# MATERIAL TO PROCESS:
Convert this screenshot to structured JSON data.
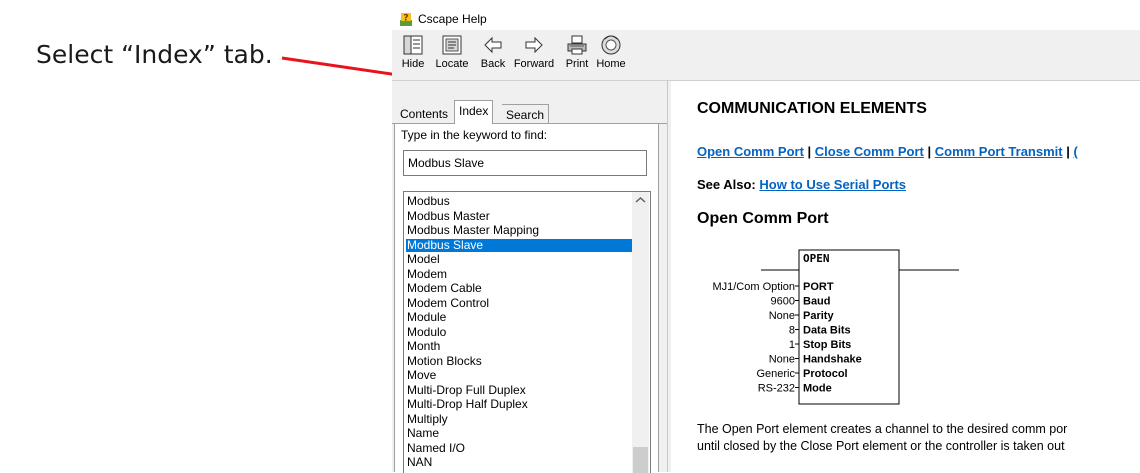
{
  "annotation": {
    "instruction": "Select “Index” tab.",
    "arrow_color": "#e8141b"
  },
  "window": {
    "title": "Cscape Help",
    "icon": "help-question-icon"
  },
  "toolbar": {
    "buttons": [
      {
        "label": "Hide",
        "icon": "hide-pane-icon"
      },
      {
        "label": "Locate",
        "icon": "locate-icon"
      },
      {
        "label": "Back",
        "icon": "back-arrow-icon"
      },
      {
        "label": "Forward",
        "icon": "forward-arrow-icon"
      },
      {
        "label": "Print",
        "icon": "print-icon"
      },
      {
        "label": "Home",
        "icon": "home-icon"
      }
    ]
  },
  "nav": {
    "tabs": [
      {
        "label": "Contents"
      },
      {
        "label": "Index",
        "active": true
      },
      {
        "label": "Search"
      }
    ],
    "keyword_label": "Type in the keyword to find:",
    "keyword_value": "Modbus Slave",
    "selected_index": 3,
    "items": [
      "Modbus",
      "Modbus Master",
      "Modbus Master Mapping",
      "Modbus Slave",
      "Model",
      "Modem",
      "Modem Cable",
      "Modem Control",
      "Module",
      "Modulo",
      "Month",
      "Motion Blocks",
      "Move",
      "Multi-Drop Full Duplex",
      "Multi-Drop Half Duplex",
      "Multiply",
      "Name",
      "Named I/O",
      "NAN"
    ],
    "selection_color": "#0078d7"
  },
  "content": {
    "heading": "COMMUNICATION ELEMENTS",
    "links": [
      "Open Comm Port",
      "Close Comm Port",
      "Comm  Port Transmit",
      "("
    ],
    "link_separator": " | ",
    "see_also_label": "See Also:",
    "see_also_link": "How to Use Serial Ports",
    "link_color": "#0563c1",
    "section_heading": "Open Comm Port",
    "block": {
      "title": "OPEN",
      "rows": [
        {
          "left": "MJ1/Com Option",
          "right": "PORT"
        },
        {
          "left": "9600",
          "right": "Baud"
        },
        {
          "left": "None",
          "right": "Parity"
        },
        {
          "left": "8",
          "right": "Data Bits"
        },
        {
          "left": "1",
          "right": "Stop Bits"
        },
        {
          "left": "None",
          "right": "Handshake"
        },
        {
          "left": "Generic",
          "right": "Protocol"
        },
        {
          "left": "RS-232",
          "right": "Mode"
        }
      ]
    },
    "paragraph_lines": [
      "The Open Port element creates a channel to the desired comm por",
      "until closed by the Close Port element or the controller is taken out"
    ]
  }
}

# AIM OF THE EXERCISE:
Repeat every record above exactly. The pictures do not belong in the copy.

# WRITTEN REPLY:
Convert this screenshot to structured JSON data.
{
  "annotation": {
    "instruction": "Select “Index” tab.",
    "arrow_color": "#e8141b"
  },
  "window": {
    "title": "Cscape Help",
    "icon": "help-question-icon"
  },
  "toolbar": {
    "buttons": [
      {
        "label": "Hide",
        "icon": "hide-pane-icon"
      },
      {
        "label": "Locate",
        "icon": "locate-icon"
      },
      {
        "label": "Back",
        "icon": "back-arrow-icon"
      },
      {
        "label": "Forward",
        "icon": "forward-arrow-icon"
      },
      {
        "label": "Print",
        "icon": "print-icon"
      },
      {
        "label": "Home",
        "icon": "home-icon"
      }
    ]
  },
  "nav": {
    "tabs": [
      {
        "label": "Contents"
      },
      {
        "label": "Index",
        "active": true
      },
      {
        "label": "Search"
      }
    ],
    "keyword_label": "Type in the keyword to find:",
    "keyword_value": "Modbus Slave",
    "selected_index": 3,
    "items": [
      "Modbus",
      "Modbus Master",
      "Modbus Master Mapping",
      "Modbus Slave",
      "Model",
      "Modem",
      "Modem Cable",
      "Modem Control",
      "Module",
      "Modulo",
      "Month",
      "Motion Blocks",
      "Move",
      "Multi-Drop Full Duplex",
      "Multi-Drop Half Duplex",
      "Multiply",
      "Name",
      "Named I/O",
      "NAN"
    ],
    "selection_color": "#0078d7"
  },
  "content": {
    "heading": "COMMUNICATION ELEMENTS",
    "links": [
      "Open Comm Port",
      "Close Comm Port",
      "Comm  Port Transmit",
      "("
    ],
    "link_separator": " | ",
    "see_also_label": "See Also:",
    "see_also_link": "How to Use Serial Ports",
    "link_color": "#0563c1",
    "section_heading": "Open Comm Port",
    "block": {
      "title": "OPEN",
      "rows": [
        {
          "left": "MJ1/Com Option",
          "right": "PORT"
        },
        {
          "left": "9600",
          "right": "Baud"
        },
        {
          "left": "None",
          "right": "Parity"
        },
        {
          "left": "8",
          "right": "Data Bits"
        },
        {
          "left": "1",
          "right": "Stop Bits"
        },
        {
          "left": "None",
          "right": "Handshake"
        },
        {
          "left": "Generic",
          "right": "Protocol"
        },
        {
          "left": "RS-232",
          "right": "Mode"
        }
      ]
    },
    "paragraph_lines": [
      "The Open Port element creates a channel to the desired comm por",
      "until closed by the Close Port element or the controller is taken out"
    ]
  }
}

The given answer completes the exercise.